Requirement: Present the data once more in exactly its original form.

Exercise input:

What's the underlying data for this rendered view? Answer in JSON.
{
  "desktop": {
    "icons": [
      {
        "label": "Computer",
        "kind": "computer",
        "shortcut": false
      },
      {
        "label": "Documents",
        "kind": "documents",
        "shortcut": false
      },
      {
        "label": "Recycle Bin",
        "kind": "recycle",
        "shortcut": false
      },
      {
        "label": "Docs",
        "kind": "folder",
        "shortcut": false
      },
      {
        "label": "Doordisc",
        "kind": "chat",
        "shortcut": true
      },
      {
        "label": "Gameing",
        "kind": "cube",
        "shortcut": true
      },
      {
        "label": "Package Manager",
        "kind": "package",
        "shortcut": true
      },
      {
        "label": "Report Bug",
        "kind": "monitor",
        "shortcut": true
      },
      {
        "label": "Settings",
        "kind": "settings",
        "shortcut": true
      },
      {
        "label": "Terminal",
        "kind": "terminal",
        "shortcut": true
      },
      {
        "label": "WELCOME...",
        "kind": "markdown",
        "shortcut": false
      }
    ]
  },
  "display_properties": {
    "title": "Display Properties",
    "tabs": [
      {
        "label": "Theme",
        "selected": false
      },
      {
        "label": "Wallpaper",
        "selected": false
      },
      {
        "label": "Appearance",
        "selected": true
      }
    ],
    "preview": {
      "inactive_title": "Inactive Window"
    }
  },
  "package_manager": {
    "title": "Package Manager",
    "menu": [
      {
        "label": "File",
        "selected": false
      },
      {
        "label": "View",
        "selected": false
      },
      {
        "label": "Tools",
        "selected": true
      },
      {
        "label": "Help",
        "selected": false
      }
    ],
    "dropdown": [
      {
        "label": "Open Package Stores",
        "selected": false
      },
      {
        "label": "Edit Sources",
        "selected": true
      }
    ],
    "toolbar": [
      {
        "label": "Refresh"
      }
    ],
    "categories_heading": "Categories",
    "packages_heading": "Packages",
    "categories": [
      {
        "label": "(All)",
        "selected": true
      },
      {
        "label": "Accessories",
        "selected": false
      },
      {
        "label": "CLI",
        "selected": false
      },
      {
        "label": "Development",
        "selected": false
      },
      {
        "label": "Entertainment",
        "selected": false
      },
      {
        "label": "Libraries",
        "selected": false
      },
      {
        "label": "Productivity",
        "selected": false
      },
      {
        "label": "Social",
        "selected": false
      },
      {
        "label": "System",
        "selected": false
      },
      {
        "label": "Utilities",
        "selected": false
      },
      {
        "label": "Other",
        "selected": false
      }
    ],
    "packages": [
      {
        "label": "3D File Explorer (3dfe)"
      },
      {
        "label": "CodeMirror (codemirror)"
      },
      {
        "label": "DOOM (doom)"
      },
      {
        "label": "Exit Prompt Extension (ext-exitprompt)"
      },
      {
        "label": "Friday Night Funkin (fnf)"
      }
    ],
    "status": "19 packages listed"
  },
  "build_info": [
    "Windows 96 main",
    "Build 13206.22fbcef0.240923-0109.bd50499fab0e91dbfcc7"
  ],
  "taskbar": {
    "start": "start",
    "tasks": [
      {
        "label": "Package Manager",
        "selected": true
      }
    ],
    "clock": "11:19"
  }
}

Response to this exercise:
What's the underlying data for this rendered view? Answer in JSON.
{
  "desktop": {
    "icons": [
      {
        "label": "Computer",
        "kind": "computer",
        "shortcut": false
      },
      {
        "label": "Documents",
        "kind": "documents",
        "shortcut": false
      },
      {
        "label": "Recycle Bin",
        "kind": "recycle",
        "shortcut": false
      },
      {
        "label": "Docs",
        "kind": "folder",
        "shortcut": false
      },
      {
        "label": "Doordisc",
        "kind": "chat",
        "shortcut": true
      },
      {
        "label": "Gameing",
        "kind": "cube",
        "shortcut": true
      },
      {
        "label": "Package Manager",
        "kind": "package",
        "shortcut": true
      },
      {
        "label": "Report Bug",
        "kind": "monitor",
        "shortcut": true
      },
      {
        "label": "Settings",
        "kind": "settings",
        "shortcut": true
      },
      {
        "label": "Terminal",
        "kind": "terminal",
        "shortcut": true
      },
      {
        "label": "WELCOME...",
        "kind": "markdown",
        "shortcut": false
      }
    ]
  },
  "display_properties": {
    "title": "Display Properties",
    "tabs": [
      {
        "label": "Theme",
        "selected": false
      },
      {
        "label": "Wallpaper",
        "selected": false
      },
      {
        "label": "Appearance",
        "selected": true
      }
    ],
    "preview": {
      "inactive_title": "Inactive Window"
    }
  },
  "package_manager": {
    "title": "Package Manager",
    "menu": [
      {
        "label": "File",
        "selected": false
      },
      {
        "label": "View",
        "selected": false
      },
      {
        "label": "Tools",
        "selected": true
      },
      {
        "label": "Help",
        "selected": false
      }
    ],
    "dropdown": [
      {
        "label": "Open Package Stores",
        "selected": false
      },
      {
        "label": "Edit Sources",
        "selected": true
      }
    ],
    "toolbar": [
      {
        "label": "Refresh"
      }
    ],
    "categories_heading": "Categories",
    "packages_heading": "Packages",
    "categories": [
      {
        "label": "(All)",
        "selected": true
      },
      {
        "label": "Accessories",
        "selected": false
      },
      {
        "label": "CLI",
        "selected": false
      },
      {
        "label": "Development",
        "selected": false
      },
      {
        "label": "Entertainment",
        "selected": false
      },
      {
        "label": "Libraries",
        "selected": false
      },
      {
        "label": "Productivity",
        "selected": false
      },
      {
        "label": "Social",
        "selected": false
      },
      {
        "label": "System",
        "selected": false
      },
      {
        "label": "Utilities",
        "selected": false
      },
      {
        "label": "Other",
        "selected": false
      }
    ],
    "packages": [
      {
        "label": "3D File Explorer (3dfe)"
      },
      {
        "label": "CodeMirror (codemirror)"
      },
      {
        "label": "DOOM (doom)"
      },
      {
        "label": "Exit Prompt Extension (ext-exitprompt)"
      },
      {
        "label": "Friday Night Funkin (fnf)"
      }
    ],
    "status": "19 packages listed"
  },
  "build_info": [
    "Windows 96 main",
    "Build 13206.22fbcef0.240923-0109.bd50499fab0e91dbfcc7"
  ],
  "taskbar": {
    "start": "start",
    "tasks": [
      {
        "label": "Package Manager",
        "selected": true
      }
    ],
    "clock": "11:19"
  }
}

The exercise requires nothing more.